- Spectrophotometers (VUV-VIS-IR) for the determination of spectral transfer functions
- Broadband monitor systems for layer thickness determination and process optimization of optical coatings
- Laser calorimetry (VUV-IR) for high-precision absorption measurement
- LIDT measuring stations for determining the laser damage threshold of optics
- Scattered light measuring stations for mapping scattering sources, e.g. particles and surface roughnesses
To characterize optical components, we use a wide range of measurement methods and develop them further. We also collaborate in the development of standards and ISO norms. Our current spectrum:
- Laser-induced damage thresholds (LIDT)
- Laser Calorimetric Absorption (LCA)
- Cavity Ring Down (CRD)
- Spectrophotometry (UV - IR)
- Scattered light measurements
- Durability and environmental tests
During an ongoing coating process, in-process analysis allows it to be controlled at an early stage or, even better, to intervene in a regulating manner. Therefore, we develop intelligent analysis methods that monitor various aspects of the coating process in real-time:
- Particle monitoring for the detection of particles and impurities on optics
- Plasma monitoring to measure properties, e.g. energy or composition of plasmas in coating and etching processes
- Spectral analysis to determine coating thickness or composition
- Layer stress analysis for monitoring the deformation of optics by the coating material
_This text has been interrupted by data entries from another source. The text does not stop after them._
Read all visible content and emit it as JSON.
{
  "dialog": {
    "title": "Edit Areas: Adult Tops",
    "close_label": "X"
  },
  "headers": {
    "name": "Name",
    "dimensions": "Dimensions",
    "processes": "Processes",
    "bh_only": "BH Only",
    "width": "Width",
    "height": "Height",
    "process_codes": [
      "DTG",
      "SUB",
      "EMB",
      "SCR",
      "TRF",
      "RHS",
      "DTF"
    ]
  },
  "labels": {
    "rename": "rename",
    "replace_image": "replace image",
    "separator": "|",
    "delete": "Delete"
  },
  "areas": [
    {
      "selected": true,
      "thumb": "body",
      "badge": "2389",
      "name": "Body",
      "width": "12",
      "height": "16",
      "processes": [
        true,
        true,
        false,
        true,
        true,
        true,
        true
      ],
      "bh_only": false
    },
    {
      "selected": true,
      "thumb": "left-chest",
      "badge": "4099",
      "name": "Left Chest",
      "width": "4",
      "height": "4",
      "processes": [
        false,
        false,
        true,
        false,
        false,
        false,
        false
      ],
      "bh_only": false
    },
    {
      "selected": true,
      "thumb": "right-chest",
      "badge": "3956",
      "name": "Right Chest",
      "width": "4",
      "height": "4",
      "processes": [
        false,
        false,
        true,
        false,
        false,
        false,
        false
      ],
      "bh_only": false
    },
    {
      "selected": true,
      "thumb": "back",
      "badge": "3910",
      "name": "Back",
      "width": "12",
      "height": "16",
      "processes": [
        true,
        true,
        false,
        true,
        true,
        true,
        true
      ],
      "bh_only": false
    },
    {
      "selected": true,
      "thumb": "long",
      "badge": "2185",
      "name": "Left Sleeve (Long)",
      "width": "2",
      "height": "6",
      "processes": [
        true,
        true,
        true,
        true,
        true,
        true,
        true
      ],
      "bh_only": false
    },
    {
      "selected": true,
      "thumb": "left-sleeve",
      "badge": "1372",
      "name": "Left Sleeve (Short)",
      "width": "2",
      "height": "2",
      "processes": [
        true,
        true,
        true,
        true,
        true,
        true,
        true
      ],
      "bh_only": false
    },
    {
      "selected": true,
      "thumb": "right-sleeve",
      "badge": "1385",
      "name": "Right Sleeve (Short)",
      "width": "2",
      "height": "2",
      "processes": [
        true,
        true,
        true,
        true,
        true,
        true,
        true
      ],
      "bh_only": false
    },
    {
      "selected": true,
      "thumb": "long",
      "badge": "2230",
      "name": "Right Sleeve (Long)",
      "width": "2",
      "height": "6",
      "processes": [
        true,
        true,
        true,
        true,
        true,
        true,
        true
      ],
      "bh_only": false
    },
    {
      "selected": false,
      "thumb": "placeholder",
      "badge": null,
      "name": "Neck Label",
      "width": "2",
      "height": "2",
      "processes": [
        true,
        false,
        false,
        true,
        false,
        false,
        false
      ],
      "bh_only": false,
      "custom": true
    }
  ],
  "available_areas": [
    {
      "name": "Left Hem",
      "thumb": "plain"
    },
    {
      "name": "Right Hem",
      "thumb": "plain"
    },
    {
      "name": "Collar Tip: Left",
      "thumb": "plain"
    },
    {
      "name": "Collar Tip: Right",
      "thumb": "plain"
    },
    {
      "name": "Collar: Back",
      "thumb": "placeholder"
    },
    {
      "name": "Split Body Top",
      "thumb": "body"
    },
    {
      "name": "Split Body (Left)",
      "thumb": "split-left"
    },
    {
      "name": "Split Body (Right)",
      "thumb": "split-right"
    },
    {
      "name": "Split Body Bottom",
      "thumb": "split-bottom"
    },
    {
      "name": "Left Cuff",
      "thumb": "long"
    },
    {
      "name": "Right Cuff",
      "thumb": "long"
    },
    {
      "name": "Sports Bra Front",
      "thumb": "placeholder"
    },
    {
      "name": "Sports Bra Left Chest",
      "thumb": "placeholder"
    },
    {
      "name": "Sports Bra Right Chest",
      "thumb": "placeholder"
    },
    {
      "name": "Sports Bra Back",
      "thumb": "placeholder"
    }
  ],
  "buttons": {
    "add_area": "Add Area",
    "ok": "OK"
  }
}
To reduce the effects of contamination or other damage in optical coatings, we work to minimize the particle load of optics before and during the coating process using laser and ion-assisted processes. In doing so, we focus on detecting and removing particles in time. Since particles can be the starting point for damage to optics during operation, our coatings are significantly more resistant due to these optimizations.
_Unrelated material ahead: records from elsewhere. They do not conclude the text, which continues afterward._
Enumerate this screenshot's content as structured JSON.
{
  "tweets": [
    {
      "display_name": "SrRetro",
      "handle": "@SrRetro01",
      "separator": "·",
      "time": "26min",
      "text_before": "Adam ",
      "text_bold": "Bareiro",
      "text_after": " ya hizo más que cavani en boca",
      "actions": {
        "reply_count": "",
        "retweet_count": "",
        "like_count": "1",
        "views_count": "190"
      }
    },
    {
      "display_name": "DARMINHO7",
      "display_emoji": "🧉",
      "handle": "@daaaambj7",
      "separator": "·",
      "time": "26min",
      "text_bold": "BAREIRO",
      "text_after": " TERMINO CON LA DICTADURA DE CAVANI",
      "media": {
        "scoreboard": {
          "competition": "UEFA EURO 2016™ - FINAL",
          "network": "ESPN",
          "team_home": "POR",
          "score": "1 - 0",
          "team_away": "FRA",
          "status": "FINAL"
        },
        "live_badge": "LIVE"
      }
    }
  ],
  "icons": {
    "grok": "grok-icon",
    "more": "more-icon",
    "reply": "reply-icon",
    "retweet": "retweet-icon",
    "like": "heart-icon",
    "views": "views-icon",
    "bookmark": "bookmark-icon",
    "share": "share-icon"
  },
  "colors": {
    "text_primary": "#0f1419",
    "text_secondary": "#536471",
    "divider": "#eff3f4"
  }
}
Coating processes are generally time-consuming, machine-intensive, and therefore expensive. Even small errors in the process can have a fatal effect on the properties of the coating. Our high-resolution broadband monitoring system (BBM) detects such errors and, with the help of smart software control, automatically adjusts further process steps to the target design. This technology enables significantly better and more reproducible manufacturing of optical coatings. Currently, we further develop the system to also capture special phase information of the mirror coating live by spectral phase control. This is essential, for example, for the production of chirped mirrors for the development of novel femtosecond lasers.